A TALE OF TWO SYSTEMS: EXECUTIVE FUNCTION IN ULTIMATUM GAME DECISIONS
AuthorTesch, Aaron Daniel Kuechler
AdvisorSanfey, Alan G.
Committee ChairSanfey, Alan G.
MetadataShow full item record
PublisherThe University of Arizona.
RightsCopyright © is held by the author. Digital access to this material is made possible by the University Libraries, University of Arizona. Further transmission, reproduction or presentation (such as public display or performance) of protected items is prohibited except with permission of the author.

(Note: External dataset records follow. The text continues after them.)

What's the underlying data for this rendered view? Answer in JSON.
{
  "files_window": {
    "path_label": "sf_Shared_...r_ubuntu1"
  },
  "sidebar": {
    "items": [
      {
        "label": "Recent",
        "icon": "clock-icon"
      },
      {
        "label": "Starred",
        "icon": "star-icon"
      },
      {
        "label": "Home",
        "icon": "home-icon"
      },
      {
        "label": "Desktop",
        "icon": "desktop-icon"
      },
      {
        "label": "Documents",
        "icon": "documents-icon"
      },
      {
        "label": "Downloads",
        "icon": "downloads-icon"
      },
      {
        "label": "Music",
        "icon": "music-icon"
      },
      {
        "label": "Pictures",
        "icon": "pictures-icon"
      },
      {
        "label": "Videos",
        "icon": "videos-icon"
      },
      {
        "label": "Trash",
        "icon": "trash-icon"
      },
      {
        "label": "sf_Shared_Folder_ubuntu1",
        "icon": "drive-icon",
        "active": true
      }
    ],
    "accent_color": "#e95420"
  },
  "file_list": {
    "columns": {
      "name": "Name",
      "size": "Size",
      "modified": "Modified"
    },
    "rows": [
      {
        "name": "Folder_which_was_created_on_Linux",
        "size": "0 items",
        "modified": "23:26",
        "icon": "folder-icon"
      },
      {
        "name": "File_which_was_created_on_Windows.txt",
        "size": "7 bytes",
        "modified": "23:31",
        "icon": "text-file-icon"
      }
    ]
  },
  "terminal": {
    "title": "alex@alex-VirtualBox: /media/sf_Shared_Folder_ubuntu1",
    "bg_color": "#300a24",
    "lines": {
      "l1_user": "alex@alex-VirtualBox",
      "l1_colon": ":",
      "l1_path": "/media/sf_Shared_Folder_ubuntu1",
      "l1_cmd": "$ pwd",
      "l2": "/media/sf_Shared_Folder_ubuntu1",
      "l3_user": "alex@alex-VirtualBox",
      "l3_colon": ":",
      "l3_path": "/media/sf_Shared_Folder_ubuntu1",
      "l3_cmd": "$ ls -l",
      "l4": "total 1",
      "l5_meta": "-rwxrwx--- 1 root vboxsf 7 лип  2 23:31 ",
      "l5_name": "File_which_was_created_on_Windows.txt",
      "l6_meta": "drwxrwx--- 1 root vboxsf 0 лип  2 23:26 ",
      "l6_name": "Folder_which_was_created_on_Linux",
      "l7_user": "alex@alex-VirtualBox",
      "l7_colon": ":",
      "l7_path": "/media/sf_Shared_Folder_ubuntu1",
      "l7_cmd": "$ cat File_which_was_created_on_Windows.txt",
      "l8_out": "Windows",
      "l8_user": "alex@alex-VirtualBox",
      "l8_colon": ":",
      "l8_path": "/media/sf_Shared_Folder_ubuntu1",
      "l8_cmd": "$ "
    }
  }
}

AbstractTheories that formally describe decision-making have traditionally posited that decisions are made by rational actors. However, it is generally accepted that humans often make irrational decisions because of quick emotional judgements. In order to reconcile these two inconsistent ideas psychologists have developed two-system theories that hypothesize decisions are made by two opposing cognitive systems, representing the rational and emotional processing of decisions. Evidence for a two-system model of decision-making can be observed in ultimatum game responder decisions. It is thought that rational processing of these choices will produce acceptance of unfair offers and emotional processing will encourage rejection of unfair offers. Emotional priming has been shown to decrease ultimatum game acceptances and trans-cranial magnetic stimulation of rational brain areas, i.e. DLPFC, show increases in ultimatum game acceptances. This study investigated the possibility of using behavioral tasks that are known to activate rational brain areas to promote/disrupt ultimatum game acceptances. The possible relationship between ultimatum game acceptances and executive functions was also examined. Although there were promising indications that working memory loading may increase ultimatum game acceptances in between-subject experiments, a within-subject investigation found little support for this method of promoting/disrupting rational ultimatum game decisions. There were also no relationships found between switching or inhibition executive functions and ultimatum game responder decisions. A moderate positive relationship was found between updating executive function and ultimatum game acceptance rates but this relationship was dependent on working memory task feedback, a within-subject design and active loading of the working memory system. However, its possible that these findings only apply to within-subject paradigms and future between-subject studies are advised.